CQC inspectors on August 25 and 29 found the practice had made improvements in the areas of safe care and treatment and good governance but other concerns were found.
They also found patient satisfaction had declined in certain areas.
And in a report, they said it needs to establish effective systems and processes to ensure good governance in accordance with the fundamental standards of care and ensure recruitment procedures are established and operated effectively to ensure only fit and proper persons are employed.
Inspectors stated: “The provider had failed to establish systems and processes that operated effectively to ensure compliance with requirements to demonstrate good governance.
“In particular, policies such as the recruitment, complaints, and fire safety policies were not being followed. There were discrepancies between guidance, such as for infection prevention and control.
“The system for managing significant events and complaints was not effective. The system to ensure all staff received appropriate training was not effective.
“The provider had failed to assess, monitor and mitigate the risks relating to the health, safety and welfare of service users and others who may be at risk which arise from the carrying out of the regulated activity. A health and safety risk assessment had been carried out but was not accurate.
“The provider had failed to have systems and processes in place to ensure staff were of good character or had the required qualifications, skills or experience required for their role.
“The provider had failed to ensure all clinicians were registered with the relevant professional body. In particular, professional registration checks were not routinely carried out during the recruitment process and on an ongoing basis.”
Issues over safeguarding and training were also found, including the statement: “We saw that one staff member had completed 29 training courses since we announced the inspection. 15 courses had been completed in one day.
“We saw no evidence of any safeguarding training for one long-term locum clinician and another long-term locum clinician had last completed safeguarding adults training over three years ago.

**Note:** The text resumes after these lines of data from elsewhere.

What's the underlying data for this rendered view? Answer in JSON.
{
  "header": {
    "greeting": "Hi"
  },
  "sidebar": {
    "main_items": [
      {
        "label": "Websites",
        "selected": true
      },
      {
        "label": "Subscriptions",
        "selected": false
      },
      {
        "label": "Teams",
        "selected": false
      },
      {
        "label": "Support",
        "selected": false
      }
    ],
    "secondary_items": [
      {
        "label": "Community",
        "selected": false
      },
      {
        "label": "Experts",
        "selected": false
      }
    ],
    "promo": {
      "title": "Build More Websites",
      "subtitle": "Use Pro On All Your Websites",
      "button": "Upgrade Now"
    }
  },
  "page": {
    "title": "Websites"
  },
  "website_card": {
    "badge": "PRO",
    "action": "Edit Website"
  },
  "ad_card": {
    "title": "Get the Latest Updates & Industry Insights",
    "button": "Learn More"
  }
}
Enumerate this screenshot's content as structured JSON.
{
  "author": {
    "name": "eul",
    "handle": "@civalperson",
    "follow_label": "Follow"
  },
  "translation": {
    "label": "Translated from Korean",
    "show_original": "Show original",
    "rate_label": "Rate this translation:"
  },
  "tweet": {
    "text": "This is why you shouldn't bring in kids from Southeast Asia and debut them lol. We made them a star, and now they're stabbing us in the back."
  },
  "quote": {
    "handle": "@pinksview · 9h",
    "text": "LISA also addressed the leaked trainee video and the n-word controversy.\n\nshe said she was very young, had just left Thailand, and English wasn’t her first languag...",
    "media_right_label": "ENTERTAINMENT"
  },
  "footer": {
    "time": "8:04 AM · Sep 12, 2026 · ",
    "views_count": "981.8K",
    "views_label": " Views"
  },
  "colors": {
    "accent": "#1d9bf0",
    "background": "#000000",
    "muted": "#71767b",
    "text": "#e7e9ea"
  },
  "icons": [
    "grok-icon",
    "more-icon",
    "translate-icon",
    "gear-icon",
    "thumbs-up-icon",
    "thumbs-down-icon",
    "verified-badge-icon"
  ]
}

“The practice manager told us they did not hold disclosure and barring service (DBS) certificates for staff members but did note the reference number and the date of the check, along with evidence they had been carried out.
“There was no record of any DBS check for three of the four long-term locum clinicians. We saw a DBS certificate was held for the fourth, this was dated May 2018.
“The practice’s recruitment policy stated, ‘Clinical roles or those that otherwise involve contact with patients will usually require a DBS check before the successful candidate starts in the position.’
“We saw no evidence of a DBS check being carried out for the practice manager.”
Lees Medical Practice is part of a wider network of six GP practices, the Oldham East Primary Care Network (PCN).
Now it has been told it must send the CQC a report that says what action they are going to take to meet these requirements.
Saddleworth Independent has approach Lees Medical Practice, on Athens Way, for a response to the report.